%%
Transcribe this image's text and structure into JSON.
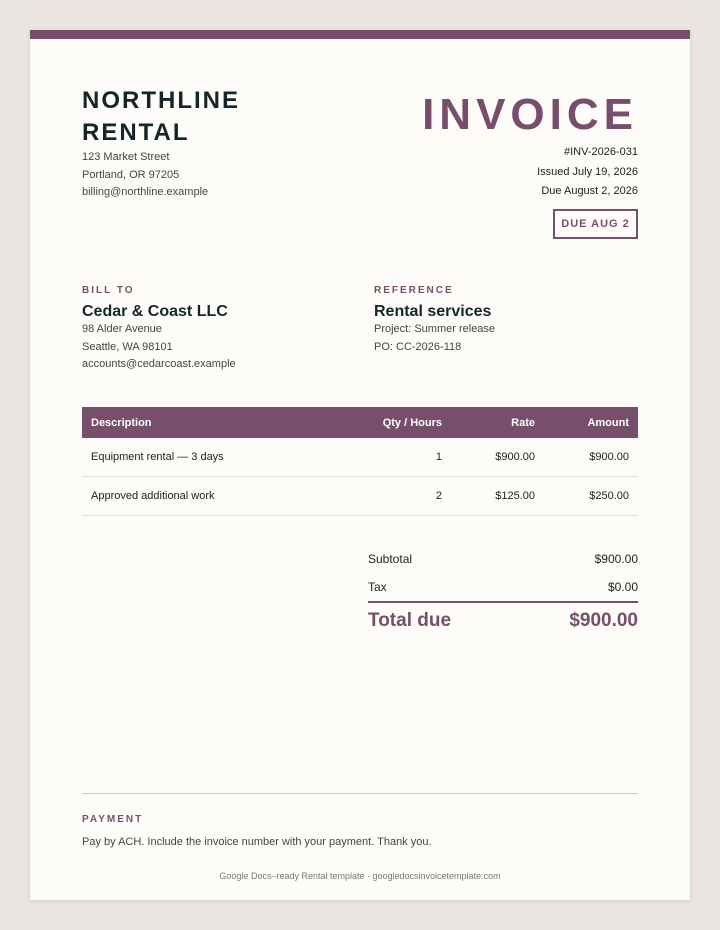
{
  "company": {
    "name": "NORTHLINE RENTAL",
    "address_line1": "123 Market Street",
    "address_line2": "Portland, OR 97205",
    "email": "billing@northline.example"
  },
  "invoice": {
    "title": "INVOICE",
    "number": "#INV-2026-031",
    "issued": "Issued July 19, 2026",
    "due": "Due August 2, 2026",
    "due_badge": "DUE AUG 2"
  },
  "bill_to": {
    "label": "BILL TO",
    "name": "Cedar & Coast LLC",
    "address_line1": "98 Alder Avenue",
    "address_line2": "Seattle, WA 98101",
    "email": "accounts@cedarcoast.example"
  },
  "reference": {
    "label": "REFERENCE",
    "title": "Rental services",
    "project": "Project: Summer release",
    "po": "PO: CC-2026-118"
  },
  "table": {
    "headers": [
      "Description",
      "Qty / Hours",
      "Rate",
      "Amount"
    ],
    "rows": [
      {
        "description": "Equipment rental — 3 days",
        "qty": "1",
        "rate": "$900.00",
        "amount": "$900.00"
      },
      {
        "description": "Approved additional work",
        "qty": "2",
        "rate": "$125.00",
        "amount": "$250.00"
      }
    ]
  },
  "totals": {
    "subtotal_label": "Subtotal",
    "subtotal": "$900.00",
    "tax_label": "Tax",
    "tax": "$0.00",
    "total_label": "Total due",
    "total": "$900.00"
  },
  "payment": {
    "label": "PAYMENT",
    "text": "Pay by ACH. Include the invoice number with your payment. Thank you."
  },
  "footer": {
    "credit": "Google Docs–ready Rental template · googledocsinvoicetemplate.com"
  },
  "colors": {
    "accent": "#774f6c",
    "ink": "#15262a",
    "paper": "#fdfcf8",
    "background": "#e9e6e1"
  }
}
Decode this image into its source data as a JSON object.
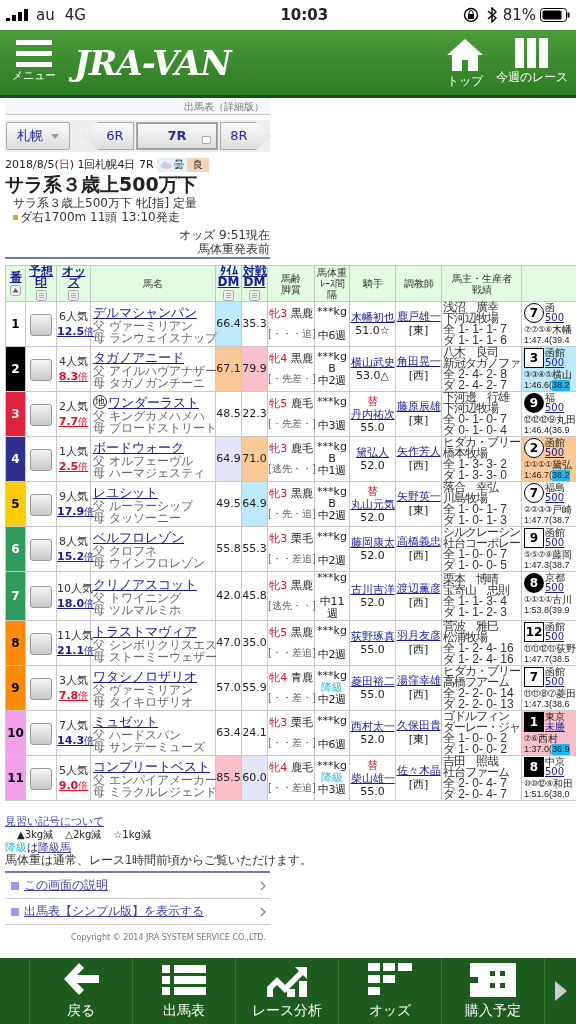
{
  "status_bar": {
    "carrier": "au",
    "network": "4G",
    "time": "10:03",
    "battery": "81%"
  },
  "header": {
    "menu_label": "メニュー",
    "logo": "JRA-VAN",
    "nav": [
      {
        "label": "トップ",
        "kind": "home"
      },
      {
        "label": "今週のレース",
        "kind": "columns"
      }
    ]
  },
  "page_label": "出馬表（詳細版）",
  "race_nav": {
    "venue": "札幌",
    "races": [
      {
        "label": "6R",
        "kind": "prev",
        "selected": false
      },
      {
        "label": "7R",
        "kind": "current",
        "selected": true
      },
      {
        "label": "8R",
        "kind": "next",
        "selected": false
      }
    ]
  },
  "race_info": {
    "date": "2018/8/5(",
    "weekday": "日",
    "meeting": ") 1回札幌4日 7R",
    "weather": "曇",
    "track_condition": "良",
    "title": "サラ系３歳上500万下",
    "conditions": "サラ系３歳上500万下 牝[指] 定量",
    "course": "ダ右1700m 11頭 13:10発走"
  },
  "odds_note": [
    "オッズ 9:51現在",
    "馬体重発表前"
  ],
  "columns": [
    {
      "lines": [
        "番"
      ],
      "kind": "sort_asc"
    },
    {
      "lines": [
        "予想",
        "印"
      ],
      "kind": "sortable"
    },
    {
      "lines": [
        "オッズ"
      ],
      "kind": "sortable"
    },
    {
      "lines": [
        "馬名"
      ],
      "kind": "plain"
    },
    {
      "lines": [
        "ﾀｲﾑ",
        "DM"
      ],
      "kind": "sortable"
    },
    {
      "lines": [
        "対戦",
        "DM"
      ],
      "kind": "sortable"
    },
    {
      "lines": [
        "馬齢",
        "脚質"
      ],
      "kind": "plain"
    },
    {
      "lines": [
        "馬体重",
        "ﾚｰｽ間隔"
      ],
      "kind": "plain"
    },
    {
      "lines": [
        "騎手"
      ],
      "kind": "plain"
    },
    {
      "lines": [
        "調教師"
      ],
      "kind": "plain"
    },
    {
      "lines": [
        "馬主・生産者",
        "戦績"
      ],
      "kind": "plain"
    }
  ],
  "rows": [
    {
      "number": "1",
      "color": "#ffffff",
      "popularity": "6人気",
      "odds": "12.5",
      "odds_unit": "倍",
      "hot": false,
      "name": "デルマシャンパン",
      "sire": "父 ヴァーミリアン",
      "dam": "母 ランウェイスナップ",
      "time_dm": {
        "value": "66.4",
        "color": "#bdeafa"
      },
      "match_dm": {
        "value": "35.3"
      },
      "sex_age": "牝3",
      "coat": "黒鹿",
      "style": "[・・・追]",
      "weight": "***kg",
      "interval": "中6週",
      "jockey": "木幡初也",
      "burden": "51.0☆",
      "trainer": "鹿戸雄一",
      "affiliation": "[東]",
      "owner": "浅沼　廣幸",
      "breeder": "下河辺牧場",
      "record_all": "全 1- 1- 1- 7",
      "record_dirt": "ダ 1- 1- 1- 6",
      "last": {
        "finish": "7",
        "kind": "circle",
        "venue": "函",
        "race": "500",
        "passing": "⑦⑦⑤⑥",
        "jockey": "木幡",
        "time": "1:47.4(",
        "last3f": "39.4",
        "fast": false
      }
    },
    {
      "number": "2",
      "color": "#000000",
      "popularity": "4人気",
      "odds": "8.3",
      "odds_unit": "倍",
      "hot": true,
      "name": "タガノアニード",
      "sire": "父 アイルハヴアナザー",
      "dam": "母 タガノガンチーニ",
      "time_dm": {
        "value": "67.1",
        "color": "#fbc995"
      },
      "match_dm": {
        "value": "79.9",
        "color": "#f9c0cc"
      },
      "sex_age": "牝4",
      "coat": "黒鹿",
      "style": "[・先差・]",
      "weight": "***kg",
      "blinker": "B",
      "interval": "中2週",
      "jockey": "横山武史",
      "burden": "53.0△",
      "trainer": "角田晃一",
      "affiliation": "[西]",
      "owner": "八木　良司",
      "breeder": "新冠タガノファ",
      "record_all": "全 2- 4- 2- 8",
      "record_dirt": "ダ 2- 4- 2- 7",
      "last": {
        "finish": "3",
        "kind": "square",
        "color": "#bdeafa",
        "venue": "函館",
        "race": "500",
        "passing": "③③④⑤",
        "jockey": "横山",
        "time": "1:46.6(",
        "last3f": "38.2",
        "fast": true
      }
    },
    {
      "number": "3",
      "color": "#e0223c",
      "popularity": "2人気",
      "odds": "7.7",
      "odds_unit": "倍",
      "hot": true,
      "marker": "地",
      "name": "ワンダーラスト",
      "sire": "父 キングカメハメハ",
      "dam": "母 ブロードストリート",
      "time_dm": {
        "value": "48.5"
      },
      "match_dm": {
        "value": "22.3"
      },
      "sex_age": "牝5",
      "coat": "鹿毛",
      "style": "[・先差・]",
      "weight": "***kg",
      "interval": "中3週",
      "jockey_change": "替",
      "jockey": "丹内祐次",
      "burden": "55.0",
      "trainer": "藤原辰雄",
      "affiliation": "[東]",
      "owner": "下河邊　行雄",
      "breeder": "下河辺牧場",
      "record_all": "全 0- 1- 0- 7",
      "record_dirt": "ダ 0- 1- 0- 4",
      "last": {
        "finish": "9",
        "kind": "filled_circle",
        "venue": "福",
        "race": "500",
        "passing": "⑫⑫⑫⑨",
        "jockey": "丸田",
        "time": "1:46.4(",
        "last3f": "36.9",
        "fast": false
      }
    },
    {
      "number": "4",
      "color": "#2e3192",
      "popularity": "1人気",
      "odds": "2.5",
      "odds_unit": "倍",
      "hot": true,
      "name": "ボードウォーク",
      "sire": "父 オルフェーヴル",
      "dam": "母 ハーマジェスティ",
      "time_dm": {
        "value": "64.9",
        "color": "#e4e4f8"
      },
      "match_dm": {
        "value": "71.0",
        "color": "#fbc995"
      },
      "sex_age": "牝3",
      "coat": "鹿毛",
      "style": "[逃先・・]",
      "weight": "***kg",
      "blinker": "B",
      "interval": "中1週",
      "jockey": "黛弘人",
      "burden": "52.0",
      "trainer": "矢作芳人",
      "affiliation": "[西]",
      "owner": "ヒダカ・ブリー",
      "breeder": "橋本牧場",
      "record_all": "全 1- 3- 3- 2",
      "record_dirt": "ダ 1- 3- 3- 0",
      "last": {
        "finish": "2",
        "kind": "circle",
        "color": "#fbc995",
        "venue": "函館",
        "race": "500",
        "passing": "①①①①",
        "jockey": "黛弘",
        "time": "1:46.7(",
        "last3f": "38.2",
        "fast": true
      }
    },
    {
      "number": "5",
      "color": "#ffcc00",
      "popularity": "9人気",
      "odds": "17.9",
      "odds_unit": "倍",
      "hot": false,
      "name": "レユシット",
      "sire": "父 ルーラーシップ",
      "dam": "母 タッソーニー",
      "time_dm": {
        "value": "49.5"
      },
      "match_dm": {
        "value": "64.9",
        "color": "#bdeafa"
      },
      "sex_age": "牝3",
      "coat": "黒鹿",
      "style": "[・先・追]",
      "weight": "***kg",
      "blinker": "B",
      "interval": "中2週",
      "jockey_change": "替",
      "jockey": "丸山元気",
      "burden": "52.0",
      "trainer": "矢野英一",
      "affiliation": "[東]",
      "owner": "落合　幸弘",
      "breeder": "川島牧場",
      "record_all": "全 1- 0- 1- 7",
      "record_dirt": "ダ 1- 0- 1- 3",
      "last": {
        "finish": "7",
        "kind": "circle",
        "venue": "福島",
        "race": "500",
        "passing": "②②③③",
        "jockey": "戸崎",
        "time": "1:47.7(",
        "last3f": "38.7",
        "fast": false
      }
    },
    {
      "number": "6",
      "color": "#2e9a5e",
      "popularity": "8人気",
      "odds": "15.2",
      "odds_unit": "倍",
      "hot": false,
      "name": "ベルフロレゾン",
      "sire": "父 クロフネ",
      "dam": "母 ウインフロレゾン",
      "time_dm": {
        "value": "55.8"
      },
      "match_dm": {
        "value": "55.3"
      },
      "sex_age": "牝3",
      "coat": "栗毛",
      "style": "[・・差追]",
      "weight": "***kg",
      "interval": "中2週",
      "jockey": "藤岡康太",
      "burden": "52.0",
      "trainer": "高橋義忠",
      "affiliation": "[西]",
      "owner": "シルクレーシン",
      "breeder": "社台コーポレー",
      "record_all": "全 1- 0- 0- 7",
      "record_dirt": "ダ 1- 0- 0- 5",
      "last": {
        "finish": "9",
        "kind": "square",
        "venue": "函館",
        "race": "500",
        "passing": "⑤⑤⑦⑨",
        "jockey": "藤岡",
        "time": "1:47.3(",
        "last3f": "38.7",
        "fast": false
      }
    },
    {
      "number": "7",
      "color": "#2e9a5e",
      "popularity": "10人気",
      "odds": "18.0",
      "odds_unit": "倍",
      "hot": false,
      "name": "クリノアスコット",
      "sire": "父 トワイニング",
      "dam": "母 ツルマルミホ",
      "time_dm": {
        "value": "42.0"
      },
      "match_dm": {
        "value": "45.8"
      },
      "sex_age": "牝3",
      "coat": "黒鹿",
      "style": "[逃先・・]",
      "weight": "***kg",
      "interval": "中11週",
      "jockey": "古川吉洋",
      "burden": "52.0",
      "trainer": "渡辺薫彦",
      "affiliation": "[西]",
      "owner": "栗本　博晴",
      "breeder": "宝寄山　忠則",
      "record_all": "全 1- 1- 3- 4",
      "record_dirt": "ダ 1- 1- 2- 3",
      "last": {
        "finish": "8",
        "kind": "filled_circle",
        "venue": "京都",
        "race": "500",
        "passing": "①①①①",
        "jockey": "古川",
        "time": "1:53.8(",
        "last3f": "39.9",
        "fast": false
      }
    },
    {
      "number": "8",
      "color": "#ff8c00",
      "popularity": "11人気",
      "odds": "21.1",
      "odds_unit": "倍",
      "hot": false,
      "name": "トラストマヴィア",
      "sire": "父 シンボリクリスエス",
      "dam": "母 ストーミーウェザー",
      "time_dm": {
        "value": "47.0"
      },
      "match_dm": {
        "value": "35.0"
      },
      "sex_age": "牝5",
      "coat": "黒鹿",
      "style": "[・・差追]",
      "weight": "***kg",
      "interval": "中2週",
      "jockey": "荻野琢真",
      "burden": "55.0",
      "trainer": "羽月友彦",
      "affiliation": "[西]",
      "owner": "菅波　雅巳",
      "breeder": "松浦牧場",
      "record_all": "全 1- 2- 4- 16",
      "record_dirt": "ダ 1- 2- 4- 16",
      "last": {
        "finish": "12",
        "kind": "square",
        "venue": "函館",
        "race": "500",
        "passing": "⑪⑪⑫⑪",
        "jockey": "荻野",
        "time": "1:47.7(",
        "last3f": "38.5",
        "fast": false
      }
    },
    {
      "number": "9",
      "color": "#ff8c00",
      "popularity": "3人気",
      "odds": "7.8",
      "odds_unit": "倍",
      "hot": true,
      "name": "ワタシノロザリオ",
      "sire": "父 ヴァーミリアン",
      "dam": "母 タイキロザリオ",
      "time_dm": {
        "value": "57.0"
      },
      "match_dm": {
        "value": "55.9"
      },
      "sex_age": "牝4",
      "coat": "青鹿",
      "style": "[・・差・]",
      "weight": "***kg",
      "demoted": "降級",
      "interval": "中2週",
      "jockey": "菱田裕二",
      "burden": "55.0",
      "trainer": "湯窪幸雄",
      "affiliation": "[西]",
      "owner": "ヒダカ・ブリー",
      "breeder": "高橋フアーム",
      "record_all": "全 2- 2- 0- 14",
      "record_dirt": "ダ 2- 2- 0- 13",
      "last": {
        "finish": "7",
        "kind": "square",
        "venue": "函館",
        "race": "500",
        "passing": "⑪⑪⑧⑦",
        "jockey": "菱田",
        "time": "1:47.3(",
        "last3f": "38.6",
        "fast": false
      }
    },
    {
      "number": "10",
      "color": "#f0a0e8",
      "popularity": "7人気",
      "odds": "14.3",
      "odds_unit": "倍",
      "hot": false,
      "name": "ミュゼット",
      "sire": "父 ハードスパン",
      "dam": "母 サンデーミューズ",
      "time_dm": {
        "value": "63.4"
      },
      "match_dm": {
        "value": "24.1"
      },
      "sex_age": "牝3",
      "coat": "栗毛",
      "style": "[・・差・]",
      "weight": "***kg",
      "interval": "中6週",
      "jockey": "西村太一",
      "burden": "52.0",
      "trainer": "久保田貴",
      "affiliation": "[東]",
      "owner": "ゴドルフィン",
      "breeder": "ダーレー・ジャ",
      "record_all": "全 1- 0- 0- 2",
      "record_dirt": "ダ 1- 0- 0- 2",
      "last": {
        "finish": "1",
        "kind": "filled_square",
        "color": "#f9c0cc",
        "venue": "東京",
        "race": "未勝",
        "passing": "⑦⑥",
        "jockey": "西村",
        "time": "1:37.0(",
        "last3f": "36.9",
        "fast": true
      }
    },
    {
      "number": "11",
      "color": "#f0a0e8",
      "popularity": "5人気",
      "odds": "9.0",
      "odds_unit": "倍",
      "hot": true,
      "name": "コンプリートベスト",
      "sire": "父 エンパイアメーカー",
      "dam": "母 ミラクルレジェンド",
      "time_dm": {
        "value": "85.5",
        "color": "#f9c0cc"
      },
      "match_dm": {
        "value": "60.0",
        "color": "#e4e4f8"
      },
      "sex_age": "牝4",
      "coat": "鹿毛",
      "style": "[・・差追]",
      "weight": "***kg",
      "demoted": "降級",
      "interval": "中3週",
      "jockey_change": "替",
      "jockey": "柴山雄一",
      "burden": "55.0",
      "trainer": "佐々木晶",
      "affiliation": "[西]",
      "owner": "吉田　照哉",
      "breeder": "社台ファーム",
      "record_all": "全 2- 0- 4- 7",
      "record_dirt": "ダ 2- 0- 4- 7",
      "last": {
        "finish": "8",
        "kind": "filled_square",
        "venue": "中京",
        "race": "500",
        "passing": "⑩⑩⑫⑨",
        "jockey": "和田",
        "time": "1:51.6(",
        "last3f": "38.0",
        "fast": false
      }
    }
  ],
  "notes": {
    "apprentice_link": "見習い記号について",
    "apprentice_marks": [
      "▲3kg減",
      "△2kg減",
      "☆1kg減"
    ],
    "demoted_tag": "降級",
    "demoted_text": "は",
    "demoted_link": "降級馬",
    "weight_note": "馬体重は通常、レース1時間前頃からご覧いただけます。"
  },
  "links": [
    "この画面の説明",
    "出馬表【シンプル版】を表示する"
  ],
  "copyright": "Copyright © 2014 JRA SYSTEM SERVICE CO.,LTD.",
  "bottom_nav": [
    {
      "label": "戻る",
      "kind": "back"
    },
    {
      "label": "出馬表",
      "kind": "list"
    },
    {
      "label": "レース分析",
      "kind": "chart"
    },
    {
      "label": "オッズ",
      "kind": "odds"
    },
    {
      "label": "購入予定",
      "kind": "purchase"
    }
  ]
}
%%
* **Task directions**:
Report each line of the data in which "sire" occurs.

* **Answer for this exercise**:
      "sire": "父 ヴァーミリアン",
      "sire": "父 アイルハヴアナザー",
      "sire": "父 キングカメハメハ",
      "sire": "父 オルフェーヴル",
      "sire": "父 ルーラーシップ",
      "sire": "父 クロフネ",
      "sire": "父 トワイニング",
      "sire": "父 シンボリクリスエス",
      "sire": "父 ヴァーミリアン",
      "sire": "父 ハードスパン",
      "sire": "父 エンパイアメーカー",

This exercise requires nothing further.